The real test of business leadership happens in times of a crisis, not when everything is running smoothly. What sets apart good leaders from poor ones is how they behave and the actions they take during a crisis. That said, there is no magic bullet to dealing with a crisis. The reason is that although you may have specific crisis management procedures, each crisis is different and comes with its unique problems and will need a different strategy from the one employed before.
Due to the unpredictable nature of crises, leaders have no adequate time to plan. What’s more, it is difficult to predict when the crisis will end. It could end after a few days or even a few years. But that doesn’t mean that there’s nothing business leadership can do in times of a crisis. There are certain steps, behaviors, and mindsets that can help leaders work through a crisis and ensure the survival of the entire organization.
Continuous and daily communication is an effective way to manage anxieties and cool off fears that may be ripping people apart. The goal should be to help the vulnerable to regain their composure and motivate those who are actively involved in helping the situation. The leader’s main goal should be to provide leadership, assemble the required resources, and coordinate with the teams.

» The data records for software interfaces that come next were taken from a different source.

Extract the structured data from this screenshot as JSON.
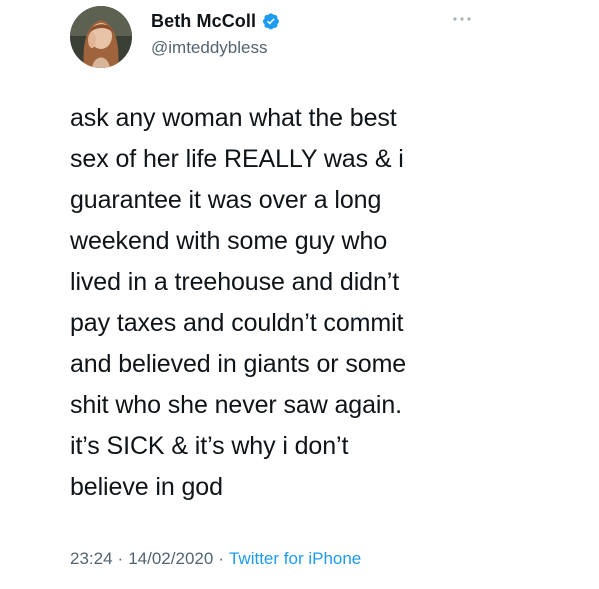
{
  "author": {
    "display_name": "Beth McColl",
    "handle": "@imteddybless",
    "verified": true,
    "avatar_icon": "profile-photo"
  },
  "tweet": {
    "text": "ask any woman what the best\nsex of her life REALLY was & i\nguarantee it was over a long\nweekend with some guy who\nlived in a treehouse and didn’t\npay taxes and couldn’t commit\nand believed in giants or some\nshit who she never saw again.\nit’s SICK & it’s why i don’t\nbelieve in god",
    "time": "23:24",
    "date": "14/02/2020",
    "separator": "·",
    "source": "Twitter for iPhone"
  },
  "icons": {
    "verified": "verified-badge-icon",
    "more": "more-options-icon"
  },
  "colors": {
    "text": "#0f1419",
    "secondary": "#536471",
    "accent": "#1d9bf0",
    "background": "#ffffff"
  }
}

The best way to improve the readiness level is to train teams on crisis management when everything is sailing smoothly. Being adequately prepared for a crisis doesn’t mean you want it to occur. Instead, you’re just maintaining a steady state of preparedness and hoping that no crisis will occur. But if it occurs, you’ll be well prepared. Crisis management is among your key responsibilities as a leader, which means during a crisis everyone will be looking up to you.

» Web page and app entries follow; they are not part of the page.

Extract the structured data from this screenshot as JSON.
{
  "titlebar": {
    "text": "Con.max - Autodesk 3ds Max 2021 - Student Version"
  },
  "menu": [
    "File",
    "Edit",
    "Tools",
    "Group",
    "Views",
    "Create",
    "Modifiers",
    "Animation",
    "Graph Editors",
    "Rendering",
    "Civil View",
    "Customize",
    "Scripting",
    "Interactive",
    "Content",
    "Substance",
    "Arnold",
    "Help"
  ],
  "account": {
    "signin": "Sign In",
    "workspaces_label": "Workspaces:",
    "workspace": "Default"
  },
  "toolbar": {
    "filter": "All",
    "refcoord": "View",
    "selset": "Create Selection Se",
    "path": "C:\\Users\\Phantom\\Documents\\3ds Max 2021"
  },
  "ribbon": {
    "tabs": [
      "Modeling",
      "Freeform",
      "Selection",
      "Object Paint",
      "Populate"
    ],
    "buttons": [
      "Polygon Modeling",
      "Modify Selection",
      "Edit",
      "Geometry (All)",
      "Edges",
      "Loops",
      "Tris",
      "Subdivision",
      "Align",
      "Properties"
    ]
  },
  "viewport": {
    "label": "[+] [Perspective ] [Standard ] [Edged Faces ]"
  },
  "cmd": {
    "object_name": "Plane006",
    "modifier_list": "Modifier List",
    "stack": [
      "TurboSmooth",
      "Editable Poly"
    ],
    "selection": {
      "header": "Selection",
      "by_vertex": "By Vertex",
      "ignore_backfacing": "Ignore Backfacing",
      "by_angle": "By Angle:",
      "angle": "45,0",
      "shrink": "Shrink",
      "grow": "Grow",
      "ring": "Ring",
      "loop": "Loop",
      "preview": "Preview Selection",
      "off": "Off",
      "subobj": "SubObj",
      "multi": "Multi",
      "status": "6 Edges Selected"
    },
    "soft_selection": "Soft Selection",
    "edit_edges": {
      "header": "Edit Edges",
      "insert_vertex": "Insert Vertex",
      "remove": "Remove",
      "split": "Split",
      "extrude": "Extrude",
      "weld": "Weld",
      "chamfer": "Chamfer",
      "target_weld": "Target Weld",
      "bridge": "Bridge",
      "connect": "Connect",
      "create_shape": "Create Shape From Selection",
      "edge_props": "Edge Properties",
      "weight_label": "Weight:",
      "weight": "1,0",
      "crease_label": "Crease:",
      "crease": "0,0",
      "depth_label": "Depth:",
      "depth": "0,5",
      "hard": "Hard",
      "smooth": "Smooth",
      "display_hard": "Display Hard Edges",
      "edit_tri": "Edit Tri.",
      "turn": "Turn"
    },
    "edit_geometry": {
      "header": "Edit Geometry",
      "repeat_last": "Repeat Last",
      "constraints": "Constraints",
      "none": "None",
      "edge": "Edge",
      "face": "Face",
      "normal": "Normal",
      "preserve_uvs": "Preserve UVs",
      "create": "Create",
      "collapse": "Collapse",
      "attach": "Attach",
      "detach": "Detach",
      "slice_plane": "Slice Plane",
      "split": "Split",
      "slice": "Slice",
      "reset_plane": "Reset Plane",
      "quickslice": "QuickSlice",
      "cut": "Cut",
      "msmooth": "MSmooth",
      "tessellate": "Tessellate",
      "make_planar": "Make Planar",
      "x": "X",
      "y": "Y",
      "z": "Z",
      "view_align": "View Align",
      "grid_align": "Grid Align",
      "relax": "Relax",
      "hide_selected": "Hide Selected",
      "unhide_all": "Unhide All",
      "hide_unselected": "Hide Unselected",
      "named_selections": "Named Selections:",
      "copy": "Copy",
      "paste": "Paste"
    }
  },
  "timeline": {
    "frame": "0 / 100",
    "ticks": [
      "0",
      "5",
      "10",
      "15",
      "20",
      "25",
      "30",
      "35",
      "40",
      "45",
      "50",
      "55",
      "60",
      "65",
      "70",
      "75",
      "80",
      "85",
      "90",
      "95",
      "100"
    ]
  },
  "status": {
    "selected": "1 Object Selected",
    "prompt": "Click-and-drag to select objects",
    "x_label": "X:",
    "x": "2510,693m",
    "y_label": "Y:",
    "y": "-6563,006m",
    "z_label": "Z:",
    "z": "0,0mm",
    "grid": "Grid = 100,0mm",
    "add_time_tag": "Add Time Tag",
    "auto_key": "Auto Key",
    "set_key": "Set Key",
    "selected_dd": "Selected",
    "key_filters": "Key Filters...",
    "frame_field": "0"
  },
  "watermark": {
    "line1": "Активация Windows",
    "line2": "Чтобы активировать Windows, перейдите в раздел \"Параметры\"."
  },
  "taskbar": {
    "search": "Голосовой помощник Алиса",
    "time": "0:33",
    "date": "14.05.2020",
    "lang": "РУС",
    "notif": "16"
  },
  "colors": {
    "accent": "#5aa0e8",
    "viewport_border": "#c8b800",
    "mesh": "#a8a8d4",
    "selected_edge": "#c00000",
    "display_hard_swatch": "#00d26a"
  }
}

During a crisis, there are situations where leaders must make swift decisions or tough decisions. Leaders must train themselves on how to make split-second decisions. They should also be ready to make tough decisions, the ones they are certain won’t score them any points. Leaders who act fast, who are decisive, and who are ready to tailor their decisions to meet the needs of a situation will have a higher chance of successfully sailing through a crisis compared to leaders who dilly dally and take no action.
Being cautious is extremely important during a crisis. Don’t use the crisis as an excuse for being careless. Instead, be not only fast but also vigilant. Quickly examine all the facts before you make a well thought out decision on what would be the ideal step to take. Although this might look like an impractical task, it’s a habit that can be learned over time. The sharpness of the mind is a must-have skill for modern leaders because it’s extremely useful in times of a crisis.
The best leaders work in close cooperation with diverse professionals, advisors, and trainers. This is because leaders aren’t expected to be all-knowing. They are expected to consult and source help from the right people. So, during a crisis, you must consult with professionals and advisors. They will help you in analyzing the technical facets of the crisis and making accurate interpretations. They will also coach you on the best way to deliver communications to your people, advising them on the best ways to cope with the situation at hand. Don’t fall into the trap of wanting to handle every question that comes from your employees and other stakeholders. Instead, let moderators redirect those questions you are not competent at to other professionals and technical members of the crisis management team.
If the crisis you’re facing revolves around staffing and payroll challenges for your international team, then New Horizons Global Partners would be in a position to offer long-lasting solutions. This global PEO offers unparalleled legal, tax, staffing, and immigration solutions that allow companies to enter international markets and build successful and compliant businesses. They also perform all local administration and HR tasks on behalf of the client, which makes running a foreign company in China a cinch.
Leaders must continuously nurture their capacity to stay calm during a crisis. They must also come up with ways to calm down the vulnerable and instill confidence in people who are directly involved in combating the crisis. On top of demonstrating empathy to others, they must also accept empathy from others. They should be alert to their well-being to help them maintain their effectiveness throughout the entire period of the crisis.
About the author. Sam McRyan is a business analyst providing top-notch analytical and resource management advice to small and midsize companies. With a sharp acumen and a logical mind that easily grasps new business concepts, Sam is known for his ability to complete deliverables ahead of schedule and thoroughly. He got his start in business analysis at a young age, helping with his uncle’s small community store.